*** Record set Section Begins ***

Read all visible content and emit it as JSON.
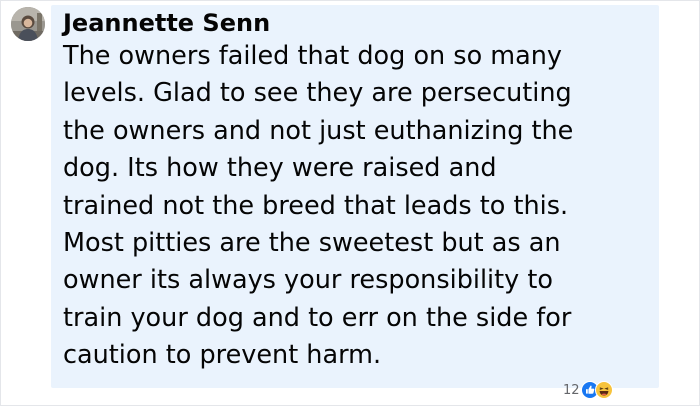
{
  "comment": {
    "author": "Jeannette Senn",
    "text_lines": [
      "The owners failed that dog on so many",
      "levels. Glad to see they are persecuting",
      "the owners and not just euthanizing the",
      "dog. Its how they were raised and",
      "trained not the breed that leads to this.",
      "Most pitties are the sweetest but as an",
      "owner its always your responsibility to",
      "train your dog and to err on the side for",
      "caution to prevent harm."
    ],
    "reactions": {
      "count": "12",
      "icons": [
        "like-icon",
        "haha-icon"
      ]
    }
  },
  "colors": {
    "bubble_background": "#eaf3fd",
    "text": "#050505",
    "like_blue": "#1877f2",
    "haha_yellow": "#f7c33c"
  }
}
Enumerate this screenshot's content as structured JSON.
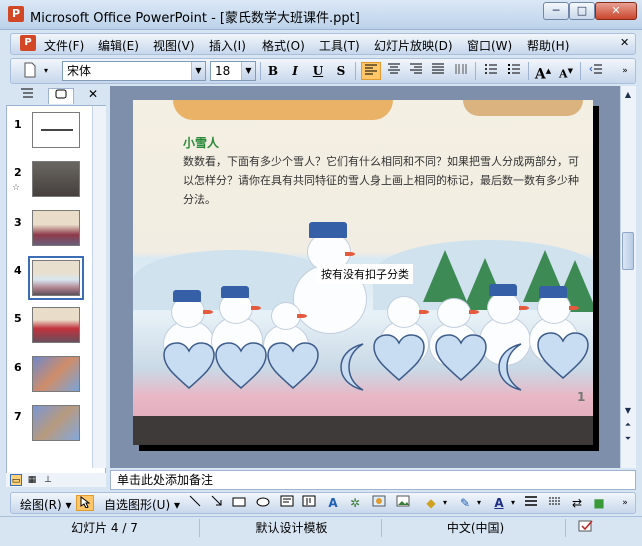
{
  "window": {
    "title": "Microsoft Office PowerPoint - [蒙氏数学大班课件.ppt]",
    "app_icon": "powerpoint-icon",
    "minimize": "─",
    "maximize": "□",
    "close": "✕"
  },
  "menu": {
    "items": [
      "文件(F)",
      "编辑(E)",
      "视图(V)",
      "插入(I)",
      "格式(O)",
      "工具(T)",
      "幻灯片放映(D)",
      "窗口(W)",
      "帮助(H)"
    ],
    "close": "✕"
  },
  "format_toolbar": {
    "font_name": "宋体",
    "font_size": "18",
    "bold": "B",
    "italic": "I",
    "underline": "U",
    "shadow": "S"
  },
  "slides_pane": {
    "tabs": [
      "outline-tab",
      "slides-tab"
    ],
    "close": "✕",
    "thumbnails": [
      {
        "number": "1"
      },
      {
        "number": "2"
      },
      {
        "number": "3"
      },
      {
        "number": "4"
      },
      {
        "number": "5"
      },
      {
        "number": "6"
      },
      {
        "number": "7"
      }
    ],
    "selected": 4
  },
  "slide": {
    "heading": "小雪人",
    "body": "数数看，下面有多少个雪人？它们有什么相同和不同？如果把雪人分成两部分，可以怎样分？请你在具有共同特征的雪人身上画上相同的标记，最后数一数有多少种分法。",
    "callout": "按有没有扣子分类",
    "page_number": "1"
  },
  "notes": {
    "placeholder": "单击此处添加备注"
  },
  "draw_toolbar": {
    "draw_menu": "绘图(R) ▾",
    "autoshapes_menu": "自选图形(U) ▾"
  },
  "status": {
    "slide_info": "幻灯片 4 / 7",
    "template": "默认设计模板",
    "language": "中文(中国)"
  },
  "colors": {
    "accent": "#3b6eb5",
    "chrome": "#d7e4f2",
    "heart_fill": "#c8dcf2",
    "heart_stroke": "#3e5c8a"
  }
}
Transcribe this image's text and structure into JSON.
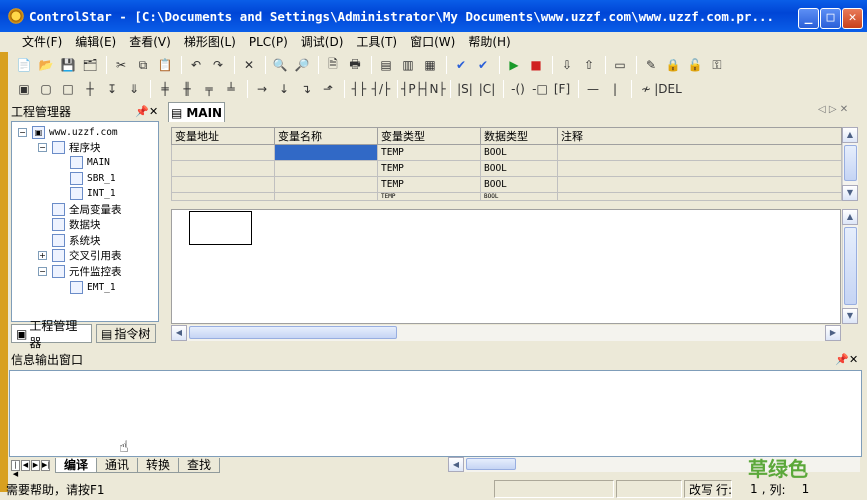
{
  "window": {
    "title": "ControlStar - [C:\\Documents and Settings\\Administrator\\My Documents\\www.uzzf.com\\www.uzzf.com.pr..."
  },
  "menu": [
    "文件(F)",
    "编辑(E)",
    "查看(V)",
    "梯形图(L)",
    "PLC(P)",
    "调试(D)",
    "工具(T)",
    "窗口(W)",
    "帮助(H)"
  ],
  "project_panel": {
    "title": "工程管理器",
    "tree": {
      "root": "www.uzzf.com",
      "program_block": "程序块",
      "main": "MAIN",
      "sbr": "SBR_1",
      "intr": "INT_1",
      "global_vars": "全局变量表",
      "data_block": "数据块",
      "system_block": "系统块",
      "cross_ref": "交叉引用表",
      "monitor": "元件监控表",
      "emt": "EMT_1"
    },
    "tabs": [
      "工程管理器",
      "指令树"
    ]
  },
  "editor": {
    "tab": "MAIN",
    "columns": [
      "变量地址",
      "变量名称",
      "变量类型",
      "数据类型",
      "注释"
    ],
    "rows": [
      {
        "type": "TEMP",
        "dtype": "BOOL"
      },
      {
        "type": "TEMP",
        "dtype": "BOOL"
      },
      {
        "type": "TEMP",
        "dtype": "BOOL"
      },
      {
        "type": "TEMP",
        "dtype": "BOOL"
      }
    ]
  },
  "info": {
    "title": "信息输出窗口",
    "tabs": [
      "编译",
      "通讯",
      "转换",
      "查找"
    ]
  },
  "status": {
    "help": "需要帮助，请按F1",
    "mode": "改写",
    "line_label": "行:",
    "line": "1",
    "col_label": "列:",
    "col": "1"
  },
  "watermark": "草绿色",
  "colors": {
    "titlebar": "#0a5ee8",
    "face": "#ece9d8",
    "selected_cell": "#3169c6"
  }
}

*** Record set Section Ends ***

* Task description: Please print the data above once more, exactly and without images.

* Written solution:
Read all visible content and emit it as JSON.
{
  "comment": {
    "author": "Jeannette Senn",
    "text_lines": [
      "The owners failed that dog on so many",
      "levels. Glad to see they are persecuting",
      "the owners and not just euthanizing the",
      "dog. Its how they were raised and",
      "trained not the breed that leads to this.",
      "Most pitties are the sweetest but as an",
      "owner its always your responsibility to",
      "train your dog and to err on the side for",
      "caution to prevent harm."
    ],
    "reactions": {
      "count": "12",
      "icons": [
        "like-icon",
        "haha-icon"
      ]
    }
  },
  "colors": {
    "bubble_background": "#eaf3fd",
    "text": "#050505",
    "like_blue": "#1877f2",
    "haha_yellow": "#f7c33c"
  }
}
Enumerate this screenshot's content as structured JSON.
{
  "window": {
    "title": "Microsoft Office PowerPoint - [蒙氏数学大班课件.ppt]",
    "app_icon": "powerpoint-icon",
    "minimize": "─",
    "maximize": "□",
    "close": "✕"
  },
  "menu": {
    "items": [
      "文件(F)",
      "编辑(E)",
      "视图(V)",
      "插入(I)",
      "格式(O)",
      "工具(T)",
      "幻灯片放映(D)",
      "窗口(W)",
      "帮助(H)"
    ],
    "close": "✕"
  },
  "format_toolbar": {
    "font_name": "宋体",
    "font_size": "18",
    "bold": "B",
    "italic": "I",
    "underline": "U",
    "shadow": "S"
  },
  "slides_pane": {
    "tabs": [
      "outline-tab",
      "slides-tab"
    ],
    "close": "✕",
    "thumbnails": [
      {
        "number": "1"
      },
      {
        "number": "2"
      },
      {
        "number": "3"
      },
      {
        "number": "4"
      },
      {
        "number": "5"
      },
      {
        "number": "6"
      },
      {
        "number": "7"
      }
    ],
    "selected": 4
  },
  "slide": {
    "heading": "小雪人",
    "body": "数数看，下面有多少个雪人？它们有什么相同和不同？如果把雪人分成两部分，可以怎样分？请你在具有共同特征的雪人身上画上相同的标记，最后数一数有多少种分法。",
    "callout": "按有没有扣子分类",
    "page_number": "1"
  },
  "notes": {
    "placeholder": "单击此处添加备注"
  },
  "draw_toolbar": {
    "draw_menu": "绘图(R) ▾",
    "autoshapes_menu": "自选图形(U) ▾"
  },
  "status": {
    "slide_info": "幻灯片 4 / 7",
    "template": "默认设计模板",
    "language": "中文(中国)"
  },
  "colors": {
    "accent": "#3b6eb5",
    "chrome": "#d7e4f2",
    "heart_fill": "#c8dcf2",
    "heart_stroke": "#3e5c8a"
  }
}
Transcribe this image's text and structure into JSON.
{
  "window": {
    "title": "ControlStar - [C:\\Documents and Settings\\Administrator\\My Documents\\www.uzzf.com\\www.uzzf.com.pr..."
  },
  "menu": [
    "文件(F)",
    "编辑(E)",
    "查看(V)",
    "梯形图(L)",
    "PLC(P)",
    "调试(D)",
    "工具(T)",
    "窗口(W)",
    "帮助(H)"
  ],
  "project_panel": {
    "title": "工程管理器",
    "tree": {
      "root": "www.uzzf.com",
      "program_block": "程序块",
      "main": "MAIN",
      "sbr": "SBR_1",
      "intr": "INT_1",
      "global_vars": "全局变量表",
      "data_block": "数据块",
      "system_block": "系统块",
      "cross_ref": "交叉引用表",
      "monitor": "元件监控表",
      "emt": "EMT_1"
    },
    "tabs": [
      "工程管理器",
      "指令树"
    ]
  },
  "editor": {
    "tab": "MAIN",
    "columns": [
      "变量地址",
      "变量名称",
      "变量类型",
      "数据类型",
      "注释"
    ],
    "rows": [
      {
        "type": "TEMP",
        "dtype": "BOOL"
      },
      {
        "type": "TEMP",
        "dtype": "BOOL"
      },
      {
        "type": "TEMP",
        "dtype": "BOOL"
      },
      {
        "type": "TEMP",
        "dtype": "BOOL"
      }
    ]
  },
  "info": {
    "title": "信息输出窗口",
    "tabs": [
      "编译",
      "通讯",
      "转换",
      "查找"
    ]
  },
  "status": {
    "help": "需要帮助，请按F1",
    "mode": "改写",
    "line_label": "行:",
    "line": "1",
    "col_label": "列:",
    "col": "1"
  },
  "watermark": "草绿色",
  "colors": {
    "titlebar": "#0a5ee8",
    "face": "#ece9d8",
    "selected_cell": "#3169c6"
  }
}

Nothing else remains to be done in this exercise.